Great White sharks are a rare sight for the divers, who were shocked when the giant frame of Great Blue emerged, dwarfing the tiger sharks and that they had expected to see swimming around a sperm whale carcass off Oahu, Hawaii's third-largest island.
Ocean Ramsey, told the Honolulu Star Advertiser: "She was just this big handsome gentle giant wanting to use our boat as a scratching post".
"She was just this big attractive gentle giant wanting to use our boat as a scratching post", added Ramsey, who swam with the shark all day and captured stunning pictures.
'We had a very long attractive dive with her and we were all very much enthusiastic about the encounter'.
Ms Ramsey added: "She looks like she may be pregnant: She's shockingly wide". "Additionally, since sperm whales are protected by the federal Marine Mammal Protection Act and Endangered Species Act, any violations could bring about federal charges as well...no matter whether they happen within state jurisdiction or further out to sea in US waters", said Jason Redulla, the chief of the Hawaii Division of Conservation and Resource Enforcement, according to to the Hawaii Department of Land and Natural Resources (DLNR).
The stench of rotting sperm whale tempted a massive 50-year-old celebrity shark known as "Deep Blue" out of retirement.
The home page for Ms Ramsey shows a looping video in which the marine conservationist, free diver and model reaches out and touches two sharks. Deep Blue became an icon several years ago during Shark Week on the Discovery Channel, through her remarkable size and age.
Hawaii waters are usually too warm for great whites compared with California's Pacific coast, where they feed on sea lions and elephant seals, Ramsey said. "If you want to talk about sharks being not risky, get your picture taken with a different species, not that one".
Ocean, though, discourages people from following her lead and swimming with sharks. "And I've been working with great whites for over 10 years".
Deep Blue stopped by for a bite and Jeffries filmed her as she munched on the dead whale.
"Shark populations around the planet are severely declined", she said.
Ramsey and Oliphant later told the Associated Press that they hope to use the now-viral images to push for legislation that would ban the killing of sharks and rays in Hawaii. Any expert will tell you, we kill by far more of these great fish a year than they do us.

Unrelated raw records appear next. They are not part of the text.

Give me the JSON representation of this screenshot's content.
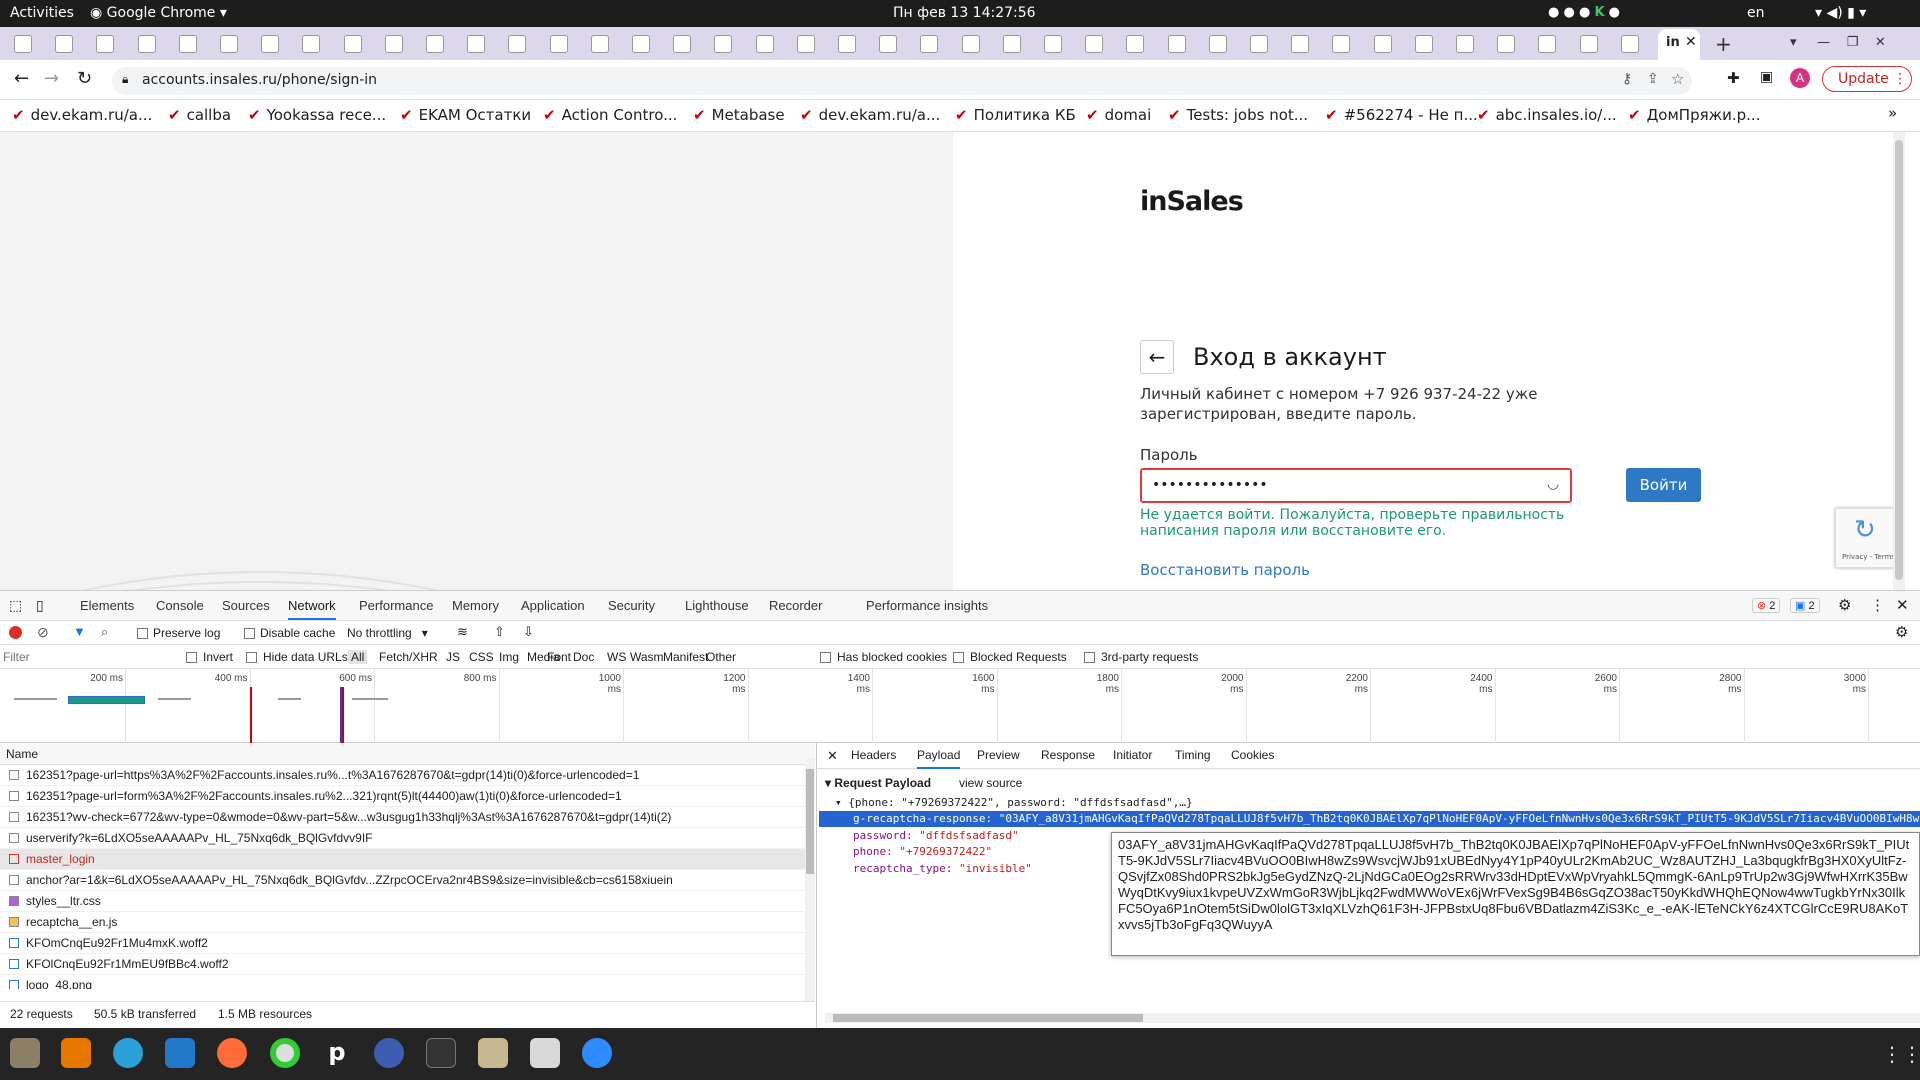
{
  "os": {
    "activities": "Activities",
    "app": "Google Chrome",
    "datetime": "Пн фев 13  14:27:56",
    "lang": "en"
  },
  "browser": {
    "url": "accounts.insales.ru/phone/sign-in",
    "update_label": "Update",
    "avatar": "A",
    "bookmarks": [
      "dev.ekam.ru/a...",
      "callba",
      "Yookassa rece...",
      "EKAM Остатки",
      "Action Contro...",
      "Metabase",
      "dev.ekam.ru/a...",
      "Политика КБ",
      "domai",
      "Tests: jobs not...",
      "#562274 - Не п...",
      "abc.insales.io/...",
      "ДомПряжи.р..."
    ]
  },
  "page": {
    "logo": "inSales",
    "title": "Вход в аккаунт",
    "desc": "Личный кабинет с номером +7 926 937-24-22 уже зарегистрирован, введите пароль.",
    "password_label": "Пароль",
    "password_value": "••••••••••••••",
    "submit": "Войти",
    "error": "Не удается войти. Пожалуйста, проверьте правильность написания пароля или восстановите его.",
    "restore": "Восстановить пароль",
    "recaptcha": "Privacy - Terms"
  },
  "devtools": {
    "tabs": [
      "Elements",
      "Console",
      "Sources",
      "Network",
      "Performance",
      "Memory",
      "Application",
      "Security",
      "Lighthouse",
      "Recorder",
      "Performance insights"
    ],
    "errors": "2",
    "messages": "2",
    "toolbar": {
      "preserve": "Preserve log",
      "disable_cache": "Disable cache",
      "throttling": "No throttling"
    },
    "filter_placeholder": "Filter",
    "filters": [
      "Invert",
      "Hide data URLs",
      "All",
      "Fetch/XHR",
      "JS",
      "CSS",
      "Img",
      "Media",
      "Font",
      "Doc",
      "WS",
      "Wasm",
      "Manifest",
      "Other",
      "Has blocked cookies",
      "Blocked Requests",
      "3rd-party requests"
    ],
    "timeline": [
      "200 ms",
      "400 ms",
      "600 ms",
      "800 ms",
      "1000 ms",
      "1200 ms",
      "1400 ms",
      "1600 ms",
      "1800 ms",
      "2000 ms",
      "2200 ms",
      "2400 ms",
      "2600 ms",
      "2800 ms",
      "3000 ms"
    ],
    "name_header": "Name",
    "requests": [
      "162351?page-url=https%3A%2F%2Faccounts.insales.ru%...t%3A1676287670&t=gdpr(14)ti(0)&force-urlencoded=1",
      "162351?page-url=form%3A%2F%2Faccounts.insales.ru%2...321)rqnt(5)lt(44400)aw(1)ti(0)&force-urlencoded=1",
      "162351?wv-check=6772&wv-type=0&wmode=0&wv-part=5&w...w3usgug1h33hqlj%3Ast%3A1676287670&t=gdpr(14)ti(2)",
      "userverify?k=6LdXO5seAAAAAPv_HL_75Nxq6dk_BQlGvfdvv9IF",
      "master_login",
      "anchor?ar=1&k=6LdXO5seAAAAAPv_HL_75Nxq6dk_BQlGvfdv...ZZrpcOCErva2nr4BS9&size=invisible&cb=cs6158xiuein",
      "styles__ltr.css",
      "recaptcha__en.js",
      "KFOmCnqEu92Fr1Mu4mxK.woff2",
      "KFOlCnqEu92Fr1MmEU9fBBc4.woff2",
      "logo_48.png"
    ],
    "status": {
      "requests": "22 requests",
      "transferred": "50.5 kB transferred",
      "resources": "1.5 MB resources"
    },
    "detail_tabs": [
      "Headers",
      "Payload",
      "Preview",
      "Response",
      "Initiator",
      "Timing",
      "Cookies"
    ],
    "payload": {
      "title": "Request Payload",
      "view_source": "view source",
      "summary": "{phone: \"+79269372422\", password: \"dffdsfsadfasd\",…}",
      "k1": "g-recaptcha-response:",
      "v1": "\"03AFY_a8V31jmAHGvKaqIfPaQVd278TpqaLLUJ8f5vH7b_ThB2tq0K0JBAElXp7qPlNoHEF0ApV-yFFOeLfnNwnHvs0Qe3x6RrS9kT_PIUtT5-9KJdV5SLr7Iiacv4BVuOO0BIwH8w",
      "k2": "password:",
      "v2": "\"dffdsfsadfasd\"",
      "k3": "phone:",
      "v3": "\"+79269372422\"",
      "k4": "recaptcha_type:",
      "v4": "\"invisible\"",
      "tooltip": "03AFY_a8V31jmAHGvKaqIfPaQVd278TpqaLLUJ8f5vH7b_ThB2tq0K0JBAElXp7qPlNoHEF0ApV-yFFOeLfnNwnHvs0Qe3x6RrS9kT_PIUtT5-9KJdV5SLr7Iiacv4BVuOO0BIwH8wZs9WsvcjWJb91xUBEdNyy4Y1pP40yULr2KmAb2UC_Wz8AUTZHJ_La3bqugkfrBg3HX0XyUltFz-QSvjfZx08Shd0PRS2bkJg5eGydZNzQ-2LjNdGCa0EOg2sRRWrv33dHDptEVxWpVryahkL5QmmgK-6AnLp9TrUp2w3Gj9WfwHXrrK35BwWyqDtKvy9iux1kvpeUVZxWmGoR3WjbLjkq2FwdMWWoVEx6jWrFVexSg9B4B6sGqZO38acT50yKkdWHQhEQNow4wwTugkbYrNx30IlkFC5Oya6P1nOtem5tSiDw0lolGT3xIqXLVzhQ61F3H-JFPBstxUq8Fbu6VBDatlazm4ZiS3Kc_e_-eAK-lETeNCkY6z4XTCGlrCcE9RU8AKoTxvvs5jTb3oFgFq3QWuyyA"
    }
  }
}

"Social media is definitely whipping this into a frenzy", said Jason Redulla, chief enforcement officer with the Department of Land and Natural Resources. "I hope she survives because we need more big, healthy, pregnant sharks out there". "Understandably, some people want to get into the water either out of fascination or to get photographs, but it is truly unsafe to be around this carcass with so much shark activity", agency official Jason Redull said.